Even since Nkurunziza took power in August 2005 after his election, the culmination of a U.N.-backed peace plan, Burundian security agents have been implicated in assassinations, torture and extrajudicial killings.

The truth commission and the tribunal will be set up after national consultations to be led by a nine-member panel with three members each from the government, the United Nations and civil society groups.

Arbour said negotiations were still ongoing as to how the two bodies would work together, and on the scope of freedom and authority the tribunal’s prosecutor would have.

“The United Nations advocates of course a large degree of independence for the prosecutor to conduct inquiries,” she said.

Donors are meeting in Burundi on Thursday and Friday, and the watchdog Human Rights Watch this week urged them to make ending impunity a condition of aid.

International pressure helped free Burundi dissidents

April 21, 2007

From South African Mail and Guardian

Pressure from the international community, NGOs and civil society led to the acquittal recently of five alleged coup plotters imprisoned in Burundi in August this year. The men were arrested and charged with plotting to overthrow the government, but the accusations were widely believed to have been fabricated by elements in the government. Well-placed sources in Burundi said the judge’s decision to acquit five of the accused was a “political decision due to international pressure.”…

…Had it not been for his lawyer’s rapid public denouncement of the torture, which led to a visit from the minister of human rights, who acknowledged the torture, Niyonzima believes that he and the other alleged coup plotters would be dead.

“In terms of the law we were innocent, but in terms of the political will, we were the enemies,” says Niyonzima.

He believes that they owe their liberty not to the court system but to the pressure applied to the government by civil society, human rights organisations, the European Union and other foreign donors.

“We will lodge a complaint on an international level,” says Niyonzima.

Ex-President Domitien Ndayizeye arrested in Burundi

August 22, 2006

 

Nkurunziza (l) and Ndayizeye (r) in 2003
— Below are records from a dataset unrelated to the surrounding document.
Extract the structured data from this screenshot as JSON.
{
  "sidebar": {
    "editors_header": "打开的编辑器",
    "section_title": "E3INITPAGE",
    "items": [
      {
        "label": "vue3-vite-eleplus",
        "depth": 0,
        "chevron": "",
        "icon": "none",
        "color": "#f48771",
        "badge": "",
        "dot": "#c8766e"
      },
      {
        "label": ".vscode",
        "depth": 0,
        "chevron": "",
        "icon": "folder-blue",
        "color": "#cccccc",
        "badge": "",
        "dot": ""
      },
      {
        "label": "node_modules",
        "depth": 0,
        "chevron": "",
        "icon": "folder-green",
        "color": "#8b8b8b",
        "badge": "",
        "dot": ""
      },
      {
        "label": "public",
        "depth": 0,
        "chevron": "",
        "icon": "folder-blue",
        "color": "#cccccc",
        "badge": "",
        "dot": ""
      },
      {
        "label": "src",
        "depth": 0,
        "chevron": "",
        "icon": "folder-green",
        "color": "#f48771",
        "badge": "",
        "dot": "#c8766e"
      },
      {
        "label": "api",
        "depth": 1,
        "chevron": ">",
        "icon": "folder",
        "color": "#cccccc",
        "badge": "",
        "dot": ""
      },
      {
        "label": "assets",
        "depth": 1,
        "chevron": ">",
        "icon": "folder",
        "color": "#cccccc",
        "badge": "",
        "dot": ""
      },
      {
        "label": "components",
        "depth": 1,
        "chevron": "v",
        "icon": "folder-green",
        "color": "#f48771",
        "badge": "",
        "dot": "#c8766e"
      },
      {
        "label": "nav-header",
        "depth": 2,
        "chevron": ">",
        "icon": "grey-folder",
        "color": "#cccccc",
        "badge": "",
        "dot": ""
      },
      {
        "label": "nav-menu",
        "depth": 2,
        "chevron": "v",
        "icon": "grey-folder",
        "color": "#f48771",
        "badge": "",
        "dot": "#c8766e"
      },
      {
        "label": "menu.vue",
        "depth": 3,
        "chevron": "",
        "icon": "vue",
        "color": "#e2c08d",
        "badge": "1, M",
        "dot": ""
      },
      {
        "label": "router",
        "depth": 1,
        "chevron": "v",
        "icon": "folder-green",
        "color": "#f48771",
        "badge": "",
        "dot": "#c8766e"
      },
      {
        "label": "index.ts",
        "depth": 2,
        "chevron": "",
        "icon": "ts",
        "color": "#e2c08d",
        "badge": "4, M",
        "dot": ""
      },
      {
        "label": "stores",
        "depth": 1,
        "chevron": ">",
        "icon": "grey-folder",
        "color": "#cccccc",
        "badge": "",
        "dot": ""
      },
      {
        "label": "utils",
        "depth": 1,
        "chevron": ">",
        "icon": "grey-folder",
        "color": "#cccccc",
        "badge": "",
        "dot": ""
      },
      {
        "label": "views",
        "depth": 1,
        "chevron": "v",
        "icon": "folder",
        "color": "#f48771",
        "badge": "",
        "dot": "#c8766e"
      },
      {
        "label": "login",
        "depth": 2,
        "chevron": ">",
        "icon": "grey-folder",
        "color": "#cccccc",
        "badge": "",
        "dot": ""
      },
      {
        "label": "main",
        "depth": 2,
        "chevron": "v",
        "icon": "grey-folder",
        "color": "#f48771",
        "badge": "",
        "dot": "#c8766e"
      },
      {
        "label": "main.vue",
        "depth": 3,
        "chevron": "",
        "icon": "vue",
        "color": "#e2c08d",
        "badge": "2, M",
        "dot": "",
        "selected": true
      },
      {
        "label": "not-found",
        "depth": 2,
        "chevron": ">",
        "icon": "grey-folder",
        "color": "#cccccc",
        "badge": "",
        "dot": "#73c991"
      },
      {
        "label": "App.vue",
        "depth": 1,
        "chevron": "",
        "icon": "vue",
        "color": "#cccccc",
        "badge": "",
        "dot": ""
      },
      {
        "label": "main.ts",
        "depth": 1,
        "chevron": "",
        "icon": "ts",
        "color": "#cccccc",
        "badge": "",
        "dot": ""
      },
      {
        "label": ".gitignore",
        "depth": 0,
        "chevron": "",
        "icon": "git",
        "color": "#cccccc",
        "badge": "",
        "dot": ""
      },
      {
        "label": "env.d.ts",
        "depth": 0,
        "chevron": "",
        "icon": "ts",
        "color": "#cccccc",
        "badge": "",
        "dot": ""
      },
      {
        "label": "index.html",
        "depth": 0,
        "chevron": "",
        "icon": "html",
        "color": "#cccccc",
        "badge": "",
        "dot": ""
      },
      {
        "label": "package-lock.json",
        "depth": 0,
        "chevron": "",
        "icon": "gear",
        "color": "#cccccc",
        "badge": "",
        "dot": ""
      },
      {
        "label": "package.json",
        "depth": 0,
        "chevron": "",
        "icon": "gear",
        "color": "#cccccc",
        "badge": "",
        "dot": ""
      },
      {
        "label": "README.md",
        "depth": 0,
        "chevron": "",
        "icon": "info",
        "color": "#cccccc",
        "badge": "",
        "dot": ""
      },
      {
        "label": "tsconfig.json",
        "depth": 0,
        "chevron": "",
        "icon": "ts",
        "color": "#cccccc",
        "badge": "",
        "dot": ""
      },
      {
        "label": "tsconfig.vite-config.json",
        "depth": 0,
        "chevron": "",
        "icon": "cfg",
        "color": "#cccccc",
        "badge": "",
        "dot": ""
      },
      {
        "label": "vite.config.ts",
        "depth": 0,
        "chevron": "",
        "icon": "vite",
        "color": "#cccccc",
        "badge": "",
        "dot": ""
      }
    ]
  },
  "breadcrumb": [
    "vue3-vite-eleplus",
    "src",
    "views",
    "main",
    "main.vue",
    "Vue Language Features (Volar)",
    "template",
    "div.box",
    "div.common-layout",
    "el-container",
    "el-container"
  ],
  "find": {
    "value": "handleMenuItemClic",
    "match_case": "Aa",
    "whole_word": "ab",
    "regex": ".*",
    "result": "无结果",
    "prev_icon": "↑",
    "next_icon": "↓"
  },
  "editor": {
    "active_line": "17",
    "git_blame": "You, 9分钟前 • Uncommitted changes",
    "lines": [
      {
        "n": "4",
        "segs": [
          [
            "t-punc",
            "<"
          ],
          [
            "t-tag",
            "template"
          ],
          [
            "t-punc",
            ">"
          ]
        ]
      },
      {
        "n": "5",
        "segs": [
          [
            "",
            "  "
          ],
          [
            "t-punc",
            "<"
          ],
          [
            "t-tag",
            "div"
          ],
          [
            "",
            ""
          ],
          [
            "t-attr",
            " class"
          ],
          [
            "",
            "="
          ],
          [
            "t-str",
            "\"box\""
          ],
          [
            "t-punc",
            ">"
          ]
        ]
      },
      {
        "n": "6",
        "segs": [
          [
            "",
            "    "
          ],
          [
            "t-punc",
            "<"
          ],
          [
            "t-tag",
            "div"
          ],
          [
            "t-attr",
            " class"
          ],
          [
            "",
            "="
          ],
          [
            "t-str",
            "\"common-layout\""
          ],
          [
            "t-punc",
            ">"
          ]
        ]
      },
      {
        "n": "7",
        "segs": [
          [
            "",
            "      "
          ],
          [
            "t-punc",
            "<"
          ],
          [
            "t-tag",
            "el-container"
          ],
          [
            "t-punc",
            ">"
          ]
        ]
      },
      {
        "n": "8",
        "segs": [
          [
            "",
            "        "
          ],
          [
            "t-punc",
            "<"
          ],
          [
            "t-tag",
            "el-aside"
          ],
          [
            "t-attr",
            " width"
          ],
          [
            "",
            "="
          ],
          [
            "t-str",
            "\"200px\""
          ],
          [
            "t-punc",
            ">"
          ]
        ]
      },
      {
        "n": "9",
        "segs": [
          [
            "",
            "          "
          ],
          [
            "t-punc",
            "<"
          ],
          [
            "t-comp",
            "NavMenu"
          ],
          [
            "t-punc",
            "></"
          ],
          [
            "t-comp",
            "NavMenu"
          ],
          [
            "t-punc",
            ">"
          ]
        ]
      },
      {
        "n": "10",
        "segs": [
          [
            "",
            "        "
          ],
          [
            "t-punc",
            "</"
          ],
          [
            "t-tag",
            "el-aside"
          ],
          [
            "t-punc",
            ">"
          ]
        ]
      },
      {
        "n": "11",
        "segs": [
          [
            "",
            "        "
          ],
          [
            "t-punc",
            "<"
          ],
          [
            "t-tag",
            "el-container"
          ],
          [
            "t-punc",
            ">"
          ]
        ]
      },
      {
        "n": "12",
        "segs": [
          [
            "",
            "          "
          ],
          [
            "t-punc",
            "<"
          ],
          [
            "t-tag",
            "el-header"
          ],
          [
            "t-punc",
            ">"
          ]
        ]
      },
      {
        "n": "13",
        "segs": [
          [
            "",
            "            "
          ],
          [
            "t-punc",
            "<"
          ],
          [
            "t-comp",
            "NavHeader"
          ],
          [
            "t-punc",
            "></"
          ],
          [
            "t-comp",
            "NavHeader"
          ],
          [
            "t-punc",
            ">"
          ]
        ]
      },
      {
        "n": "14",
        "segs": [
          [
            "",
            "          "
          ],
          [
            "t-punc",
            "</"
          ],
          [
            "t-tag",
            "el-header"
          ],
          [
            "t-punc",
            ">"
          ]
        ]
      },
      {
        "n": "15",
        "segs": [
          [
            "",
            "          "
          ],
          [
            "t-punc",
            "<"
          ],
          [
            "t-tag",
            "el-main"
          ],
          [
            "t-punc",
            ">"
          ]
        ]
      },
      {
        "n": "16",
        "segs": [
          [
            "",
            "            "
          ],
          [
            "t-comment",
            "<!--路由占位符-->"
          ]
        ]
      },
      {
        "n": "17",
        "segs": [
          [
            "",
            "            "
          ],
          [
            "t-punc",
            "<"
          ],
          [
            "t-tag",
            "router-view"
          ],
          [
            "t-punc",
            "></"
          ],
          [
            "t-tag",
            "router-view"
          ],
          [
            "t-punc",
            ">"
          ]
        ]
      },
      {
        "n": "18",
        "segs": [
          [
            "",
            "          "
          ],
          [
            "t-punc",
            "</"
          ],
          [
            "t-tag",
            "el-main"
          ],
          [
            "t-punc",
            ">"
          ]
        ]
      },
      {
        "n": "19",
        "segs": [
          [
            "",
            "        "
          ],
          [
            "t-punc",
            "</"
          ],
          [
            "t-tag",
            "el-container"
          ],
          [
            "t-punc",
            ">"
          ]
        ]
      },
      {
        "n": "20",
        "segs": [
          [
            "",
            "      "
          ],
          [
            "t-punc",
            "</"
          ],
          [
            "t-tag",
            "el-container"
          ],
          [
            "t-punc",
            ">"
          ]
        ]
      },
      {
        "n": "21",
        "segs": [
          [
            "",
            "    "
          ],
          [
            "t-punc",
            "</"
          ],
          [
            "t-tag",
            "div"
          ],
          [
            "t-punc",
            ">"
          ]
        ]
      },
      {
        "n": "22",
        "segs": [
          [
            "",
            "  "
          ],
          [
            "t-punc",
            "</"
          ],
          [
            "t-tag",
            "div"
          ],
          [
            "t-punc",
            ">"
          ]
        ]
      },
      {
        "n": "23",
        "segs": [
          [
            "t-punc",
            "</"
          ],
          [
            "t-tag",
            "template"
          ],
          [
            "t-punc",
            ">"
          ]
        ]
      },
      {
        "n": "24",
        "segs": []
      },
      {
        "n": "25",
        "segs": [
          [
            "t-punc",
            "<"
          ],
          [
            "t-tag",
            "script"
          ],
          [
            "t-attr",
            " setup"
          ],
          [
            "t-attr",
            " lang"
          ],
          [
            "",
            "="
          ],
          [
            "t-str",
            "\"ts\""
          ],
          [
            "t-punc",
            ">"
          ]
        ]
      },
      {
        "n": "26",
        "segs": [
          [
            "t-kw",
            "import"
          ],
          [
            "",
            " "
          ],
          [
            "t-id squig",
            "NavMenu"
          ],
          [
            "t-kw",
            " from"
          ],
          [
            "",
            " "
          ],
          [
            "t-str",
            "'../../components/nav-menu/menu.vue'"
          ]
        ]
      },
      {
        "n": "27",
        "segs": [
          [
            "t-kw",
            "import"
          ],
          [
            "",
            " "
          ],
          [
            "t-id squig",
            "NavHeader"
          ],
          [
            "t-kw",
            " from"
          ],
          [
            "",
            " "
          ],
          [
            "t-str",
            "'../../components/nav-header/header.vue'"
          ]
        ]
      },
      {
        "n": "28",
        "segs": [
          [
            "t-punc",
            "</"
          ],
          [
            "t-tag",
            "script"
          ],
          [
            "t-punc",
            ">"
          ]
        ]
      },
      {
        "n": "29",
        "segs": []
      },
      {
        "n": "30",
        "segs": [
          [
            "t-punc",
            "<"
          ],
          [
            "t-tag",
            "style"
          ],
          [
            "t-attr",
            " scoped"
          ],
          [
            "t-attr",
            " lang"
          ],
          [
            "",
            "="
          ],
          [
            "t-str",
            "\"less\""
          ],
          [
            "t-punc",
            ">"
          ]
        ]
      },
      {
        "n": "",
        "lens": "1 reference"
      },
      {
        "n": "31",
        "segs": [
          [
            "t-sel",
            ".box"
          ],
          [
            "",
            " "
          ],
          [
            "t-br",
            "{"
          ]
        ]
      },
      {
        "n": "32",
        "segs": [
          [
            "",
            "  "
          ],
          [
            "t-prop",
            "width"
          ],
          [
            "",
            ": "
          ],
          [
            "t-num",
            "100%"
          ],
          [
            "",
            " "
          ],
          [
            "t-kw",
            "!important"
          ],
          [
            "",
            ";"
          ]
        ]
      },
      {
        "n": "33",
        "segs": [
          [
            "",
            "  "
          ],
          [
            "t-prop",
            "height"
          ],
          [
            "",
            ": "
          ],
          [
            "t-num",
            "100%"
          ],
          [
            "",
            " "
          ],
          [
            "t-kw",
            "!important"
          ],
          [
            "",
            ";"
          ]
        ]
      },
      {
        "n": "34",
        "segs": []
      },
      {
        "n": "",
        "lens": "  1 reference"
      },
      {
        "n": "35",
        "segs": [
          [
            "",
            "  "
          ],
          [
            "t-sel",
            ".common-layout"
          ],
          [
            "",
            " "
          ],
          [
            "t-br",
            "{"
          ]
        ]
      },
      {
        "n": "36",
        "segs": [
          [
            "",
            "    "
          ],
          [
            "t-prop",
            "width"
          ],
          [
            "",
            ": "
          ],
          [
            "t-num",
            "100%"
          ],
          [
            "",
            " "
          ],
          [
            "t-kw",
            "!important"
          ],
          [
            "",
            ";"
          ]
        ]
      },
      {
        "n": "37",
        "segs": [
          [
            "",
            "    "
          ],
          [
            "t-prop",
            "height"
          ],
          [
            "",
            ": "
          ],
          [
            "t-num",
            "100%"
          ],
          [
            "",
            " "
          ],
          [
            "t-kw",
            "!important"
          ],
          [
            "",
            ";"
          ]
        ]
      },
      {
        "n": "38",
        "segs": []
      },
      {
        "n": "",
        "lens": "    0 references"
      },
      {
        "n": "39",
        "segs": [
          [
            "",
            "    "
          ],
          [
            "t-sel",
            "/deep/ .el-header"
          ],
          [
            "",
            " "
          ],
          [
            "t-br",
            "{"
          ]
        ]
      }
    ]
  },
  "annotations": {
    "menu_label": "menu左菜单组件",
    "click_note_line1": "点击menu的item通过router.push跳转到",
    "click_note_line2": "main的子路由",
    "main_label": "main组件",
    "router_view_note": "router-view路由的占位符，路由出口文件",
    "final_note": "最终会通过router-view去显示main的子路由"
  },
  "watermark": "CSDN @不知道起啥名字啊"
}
Burundi’s former President, Domitien Ndayizeye, whose meeting with the author’s mother is described in Chapter 12 of “Titanic Express”, has been arrested and accused of plotting to kill his successor, Pierre Nkurunziza – who the author describes meeting in Chapter 14 of the book.

Burundi has been plunged into crisis in recent weeks by government claims that an improbable collection of journalists, human rights activists and politicians from all the main opposition parties have been conspiring to assassinate the leadership of the ruling CNDD-FDD party and seize power themselves.

Critics claim that the alleged conspiracy is merely a pretext to crackdown on government opponents. Most bizarre of all are allegations that the South African intelligence services have played a role in the affair.  

Earlier this month, the Burundian authorities attempted to arrest the country’s leading journalist, Alexis Sinduhije, accusing him of involvement in the plot, before changing their mind under pressure from the international community.